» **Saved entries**
————

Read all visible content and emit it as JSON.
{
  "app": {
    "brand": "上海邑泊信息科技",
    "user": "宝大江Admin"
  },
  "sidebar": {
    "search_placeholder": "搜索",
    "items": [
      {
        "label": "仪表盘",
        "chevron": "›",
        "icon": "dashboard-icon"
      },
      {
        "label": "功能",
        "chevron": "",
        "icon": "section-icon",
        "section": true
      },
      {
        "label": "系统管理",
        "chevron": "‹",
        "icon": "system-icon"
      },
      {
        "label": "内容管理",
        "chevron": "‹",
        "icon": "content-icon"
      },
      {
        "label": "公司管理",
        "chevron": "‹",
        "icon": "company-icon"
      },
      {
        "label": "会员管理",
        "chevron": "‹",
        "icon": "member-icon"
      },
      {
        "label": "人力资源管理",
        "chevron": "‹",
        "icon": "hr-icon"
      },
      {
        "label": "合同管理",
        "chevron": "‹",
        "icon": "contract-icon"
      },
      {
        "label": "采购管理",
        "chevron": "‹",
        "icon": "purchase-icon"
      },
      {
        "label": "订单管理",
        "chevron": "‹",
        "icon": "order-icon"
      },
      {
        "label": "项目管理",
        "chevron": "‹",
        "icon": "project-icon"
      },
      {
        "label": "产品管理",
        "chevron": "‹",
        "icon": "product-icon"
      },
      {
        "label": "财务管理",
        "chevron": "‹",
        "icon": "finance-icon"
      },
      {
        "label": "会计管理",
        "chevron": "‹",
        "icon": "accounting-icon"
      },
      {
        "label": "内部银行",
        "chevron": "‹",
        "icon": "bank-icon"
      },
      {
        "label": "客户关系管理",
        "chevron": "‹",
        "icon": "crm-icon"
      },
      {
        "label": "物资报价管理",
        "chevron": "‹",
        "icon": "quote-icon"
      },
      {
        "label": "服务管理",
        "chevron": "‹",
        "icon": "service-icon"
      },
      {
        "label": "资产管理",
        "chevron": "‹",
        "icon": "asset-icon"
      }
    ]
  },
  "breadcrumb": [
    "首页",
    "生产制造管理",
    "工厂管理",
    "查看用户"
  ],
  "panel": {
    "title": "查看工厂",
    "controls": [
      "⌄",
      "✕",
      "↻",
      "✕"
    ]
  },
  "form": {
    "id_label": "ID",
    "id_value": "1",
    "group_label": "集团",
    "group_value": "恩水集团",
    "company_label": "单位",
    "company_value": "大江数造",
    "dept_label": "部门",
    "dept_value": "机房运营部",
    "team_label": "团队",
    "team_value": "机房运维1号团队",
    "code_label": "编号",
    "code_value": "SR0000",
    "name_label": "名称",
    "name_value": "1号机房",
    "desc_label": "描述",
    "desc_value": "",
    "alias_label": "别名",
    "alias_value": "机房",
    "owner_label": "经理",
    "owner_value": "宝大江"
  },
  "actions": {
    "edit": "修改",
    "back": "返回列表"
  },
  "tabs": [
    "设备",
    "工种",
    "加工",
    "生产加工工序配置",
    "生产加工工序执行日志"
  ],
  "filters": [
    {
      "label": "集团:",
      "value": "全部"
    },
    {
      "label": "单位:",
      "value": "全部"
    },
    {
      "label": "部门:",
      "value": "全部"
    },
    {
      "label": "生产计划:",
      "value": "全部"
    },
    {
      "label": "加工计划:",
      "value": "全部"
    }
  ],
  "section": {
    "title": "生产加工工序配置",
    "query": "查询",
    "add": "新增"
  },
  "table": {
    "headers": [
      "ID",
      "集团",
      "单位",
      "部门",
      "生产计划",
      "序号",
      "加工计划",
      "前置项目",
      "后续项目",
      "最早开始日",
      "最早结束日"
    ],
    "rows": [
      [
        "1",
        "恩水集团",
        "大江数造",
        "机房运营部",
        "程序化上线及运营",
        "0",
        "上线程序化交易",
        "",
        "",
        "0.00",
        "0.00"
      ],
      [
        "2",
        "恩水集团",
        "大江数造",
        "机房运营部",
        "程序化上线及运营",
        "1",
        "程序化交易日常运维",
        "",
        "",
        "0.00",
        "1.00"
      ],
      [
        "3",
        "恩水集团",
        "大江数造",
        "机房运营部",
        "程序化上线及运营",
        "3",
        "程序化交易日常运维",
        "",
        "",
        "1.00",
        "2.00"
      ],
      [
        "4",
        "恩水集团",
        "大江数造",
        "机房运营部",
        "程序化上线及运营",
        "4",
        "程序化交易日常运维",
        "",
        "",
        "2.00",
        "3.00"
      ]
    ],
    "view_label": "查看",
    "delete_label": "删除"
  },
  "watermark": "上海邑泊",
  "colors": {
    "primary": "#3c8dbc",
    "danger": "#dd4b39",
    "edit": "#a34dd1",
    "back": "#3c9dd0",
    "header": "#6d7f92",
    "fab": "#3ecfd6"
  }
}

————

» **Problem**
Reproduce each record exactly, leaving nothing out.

» **Result below**
Read all visible content and emit it as JSON.
{
  "app": {
    "brand": "上海邑泊信息科技",
    "user": "宝大江Admin"
  },
  "sidebar": {
    "search_placeholder": "搜索",
    "items": [
      {
        "label": "仪表盘",
        "chevron": "›",
        "icon": "dashboard-icon"
      },
      {
        "label": "功能",
        "chevron": "",
        "icon": "section-icon",
        "section": true
      },
      {
        "label": "系统管理",
        "chevron": "‹",
        "icon": "system-icon"
      },
      {
        "label": "内容管理",
        "chevron": "‹",
        "icon": "content-icon"
      },
      {
        "label": "公司管理",
        "chevron": "‹",
        "icon": "company-icon"
      },
      {
        "label": "会员管理",
        "chevron": "‹",
        "icon": "member-icon"
      },
      {
        "label": "人力资源管理",
        "chevron": "‹",
        "icon": "hr-icon"
      },
      {
        "label": "合同管理",
        "chevron": "‹",
        "icon": "contract-icon"
      },
      {
        "label": "采购管理",
        "chevron": "‹",
        "icon": "purchase-icon"
      },
      {
        "label": "订单管理",
        "chevron": "‹",
        "icon": "order-icon"
      },
      {
        "label": "项目管理",
        "chevron": "‹",
        "icon": "project-icon"
      },
      {
        "label": "产品管理",
        "chevron": "‹",
        "icon": "product-icon"
      },
      {
        "label": "财务管理",
        "chevron": "‹",
        "icon": "finance-icon"
      },
      {
        "label": "会计管理",
        "chevron": "‹",
        "icon": "accounting-icon"
      },
      {
        "label": "内部银行",
        "chevron": "‹",
        "icon": "bank-icon"
      },
      {
        "label": "客户关系管理",
        "chevron": "‹",
        "icon": "crm-icon"
      },
      {
        "label": "物资报价管理",
        "chevron": "‹",
        "icon": "quote-icon"
      },
      {
        "label": "服务管理",
        "chevron": "‹",
        "icon": "service-icon"
      },
      {
        "label": "资产管理",
        "chevron": "‹",
        "icon": "asset-icon"
      }
    ]
  },
  "breadcrumb": [
    "首页",
    "生产制造管理",
    "工厂管理",
    "查看用户"
  ],
  "panel": {
    "title": "查看工厂",
    "controls": [
      "⌄",
      "✕",
      "↻",
      "✕"
    ]
  },
  "form": {
    "id_label": "ID",
    "id_value": "1",
    "group_label": "集团",
    "group_value": "恩水集团",
    "company_label": "单位",
    "company_value": "大江数造",
    "dept_label": "部门",
    "dept_value": "机房运营部",
    "team_label": "团队",
    "team_value": "机房运维1号团队",
    "code_label": "编号",
    "code_value": "SR0000",
    "name_label": "名称",
    "name_value": "1号机房",
    "desc_label": "描述",
    "desc_value": "",
    "alias_label": "别名",
    "alias_value": "机房",
    "owner_label": "经理",
    "owner_value": "宝大江"
  },
  "actions": {
    "edit": "修改",
    "back": "返回列表"
  },
  "tabs": [
    "设备",
    "工种",
    "加工",
    "生产加工工序配置",
    "生产加工工序执行日志"
  ],
  "filters": [
    {
      "label": "集团:",
      "value": "全部"
    },
    {
      "label": "单位:",
      "value": "全部"
    },
    {
      "label": "部门:",
      "value": "全部"
    },
    {
      "label": "生产计划:",
      "value": "全部"
    },
    {
      "label": "加工计划:",
      "value": "全部"
    }
  ],
  "section": {
    "title": "生产加工工序配置",
    "query": "查询",
    "add": "新增"
  },
  "table": {
    "headers": [
      "ID",
      "集团",
      "单位",
      "部门",
      "生产计划",
      "序号",
      "加工计划",
      "前置项目",
      "后续项目",
      "最早开始日",
      "最早结束日"
    ],
    "rows": [
      [
        "1",
        "恩水集团",
        "大江数造",
        "机房运营部",
        "程序化上线及运营",
        "0",
        "上线程序化交易",
        "",
        "",
        "0.00",
        "0.00"
      ],
      [
        "2",
        "恩水集团",
        "大江数造",
        "机房运营部",
        "程序化上线及运营",
        "1",
        "程序化交易日常运维",
        "",
        "",
        "0.00",
        "1.00"
      ],
      [
        "3",
        "恩水集团",
        "大江数造",
        "机房运营部",
        "程序化上线及运营",
        "3",
        "程序化交易日常运维",
        "",
        "",
        "1.00",
        "2.00"
      ],
      [
        "4",
        "恩水集团",
        "大江数造",
        "机房运营部",
        "程序化上线及运营",
        "4",
        "程序化交易日常运维",
        "",
        "",
        "2.00",
        "3.00"
      ]
    ],
    "view_label": "查看",
    "delete_label": "删除"
  },
  "watermark": "上海邑泊",
  "colors": {
    "primary": "#3c8dbc",
    "danger": "#dd4b39",
    "edit": "#a34dd1",
    "back": "#3c9dd0",
    "header": "#6d7f92",
    "fab": "#3ecfd6"
  }
}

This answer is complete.